“I had twenty-five thousand dollars worth of stuff stolen a couple years back,” grunted Tony. “Sucks.”

I shake Tony’s hand. “I owe you a favor,” I said.

I get a call two hours later. It’s Likins. “Unfortunately, your man claims that he sold it to some other slimeball. And the other guy claims he never bought it. I got a court order and searched both guys’ apartments. But I can’t find your GPS. Honestly, sir, it’s probably been laundered to some other third party.”

“Thanks for trying,” I say. “What’s going to happen to Al?”

“Al admitted that he stole it. That’s a theft over four hundred dollars, which makes it a felony offense in California. He’s going to jail.”


So I’m out $700, but thanks to two honest men, there’s a fantastically stupid fucking thief in jail.

Fantastically stupid?

Nobody was there when the GPS was stolen. Nobody saw Al take it.

So how did I know the thief was employed by Tony? And how did I know Tony’s phone number?

When I got home, dangling from the doorknob, there was a clue.

I close my letter but never my love

South of Market. Urine-smelling streets, green rusty overpasses, cardboard boxes stacked into a makeshift hut. As I walk by a chain-link fence topped with razor wire, a loose pile of handwritten papers catches my eye. They flutter randomly in the breeze. I stop and sort the pages.

Page one

Page two

Page three

Page four

Page five

I consider the unanswerables, and I contemplate how terrible we all really are to each other.

I walk back to my ivory-tower office, the October fog threatening to turn to rain.

Heaven knows what you’ve got to prove

Rico’s place, Berkeley, ten p.m. Two dogs prance in, tongues flapping, flanking Steve. Steve carries the bongo drum that he pulled down from the attic. The wine is sugary and bubbly, made only days ago from the fig tree that grows behind the house. Brian and Sean are in the middle of a heated discussion.

“No, you never saw it,” insists Brian. “You never saw a plane anywhere near the Pentagon. You never saw any sort of video or other evidence indicating there was a plane anywhere near the Pentagon at any time. You just saw pictures of the damage to the Pentagon. Didn’t you?”

“I never saw a plane hit the Pentagon,” grunts Sean. “But it happened.”

“But you don’t know it happened. And if you saw the evidence that I’ve seen… Well, you might think differently,” says Brian.

“Are you saying that there was some kind of…” Sean waves his glass in the air. “Conspiracy? Are you saying that they forged the evidence of a plane crashing into the Pentagon?”

“No. No, I’m not saying that.
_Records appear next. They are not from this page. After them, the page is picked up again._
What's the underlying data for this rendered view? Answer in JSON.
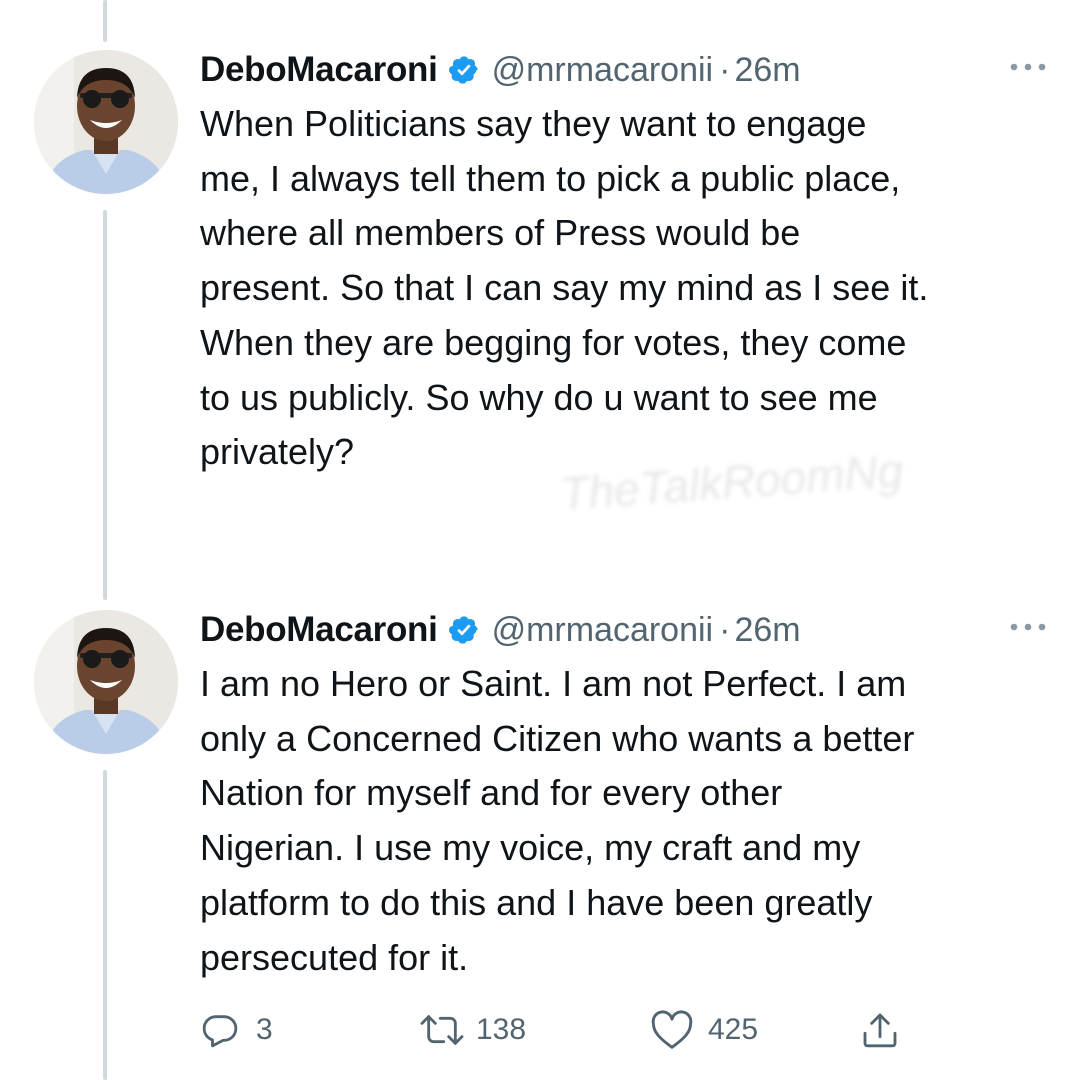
{
  "tweets": [
    {
      "display_name": "DeboMacaroni",
      "handle": "@mrmacaronii",
      "separator": "·",
      "time": "26m",
      "lines": [
        "When Politicians say they want to engage",
        "me, I always tell them to pick a public place,",
        "where all members of Press would be",
        "present. So that I can say my mind as I see it.",
        "When they are begging for votes, they come",
        "to us publicly. So why do u want to see me",
        "privately?"
      ]
    },
    {
      "display_name": "DeboMacaroni",
      "handle": "@mrmacaronii",
      "separator": "·",
      "time": "26m",
      "lines": [
        "I am no Hero or Saint. I am not Perfect. I am",
        "only a Concerned Citizen who wants a better",
        "Nation for myself and for every other",
        "Nigerian. I use my voice, my craft and my",
        "platform to do this and I have been greatly",
        "persecuted for it."
      ]
    }
  ],
  "actions": {
    "replies": "3",
    "retweets": "138",
    "likes": "425"
  },
  "watermark": "TheTalkRoomNg",
  "colors": {
    "verified": "#1d9bf0",
    "secondary_text": "#536471",
    "thread_line": "#cfd9de"
  },
  "icons": [
    "verified-badge-icon",
    "more-icon",
    "reply-icon",
    "retweet-icon",
    "like-icon",
    "share-icon"
  ]
}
All I’m saying is that if you’ve seen the evidence that I’ve seen, you might think differently about it. Consider that they interviewed the building manager of the Pentagon immediately after the attack. And the building manager said that each level of the Pentagon collapsed, as if it had been dynamited. Purposely wired to explode. How do you explain that?”

“I have no idea,” says Sean. “I have no idea of the physics involved when an airplane hits a building.”

“And if a plane hit the Pentagon,” says Brian, “wouldn’t you expect to see airplane parts everywhere? Engines, seats, that sort of thing? Where were all those things, after the Pentagon blew up?”

“Well, where were they at the World Trade Center?” counters Sean. “The plane was full of fuel. The plane blew up. There were only tiny pieces of anything that didn’t burn left. Now are you saying they faked the Pentagon disaster?”

“I read the 9/11 Commission Report. Total bullshit,” continues Brian. “Complete and total bullshit. And, you know what? In the pictures that they showed of the Pentagon, you could see computer screens, undisturbed and unbroken by the blast. Now! Can you tell me how an entire plane can fly into a building, and a computer screen, right next to the point of impact, will remain unbroken?”

“Honestly, I have no clue,” says Sean. “I haven’t seen the pictures, and quite frankly I don’t think that’s evidence of a conspiracy.”

“Now wait a minute! One damn minute!” sputters Brian. “Are you saying to me… Are you trying to say to me… That you don’t believe that the government lies to you?”

Sean rolls his eyes. “Oh. The government has repressed the truth, like, a million times.”

I remember what city I’m in. I tune out of the conversation, unpack my guitar, and plug it into the amplifier.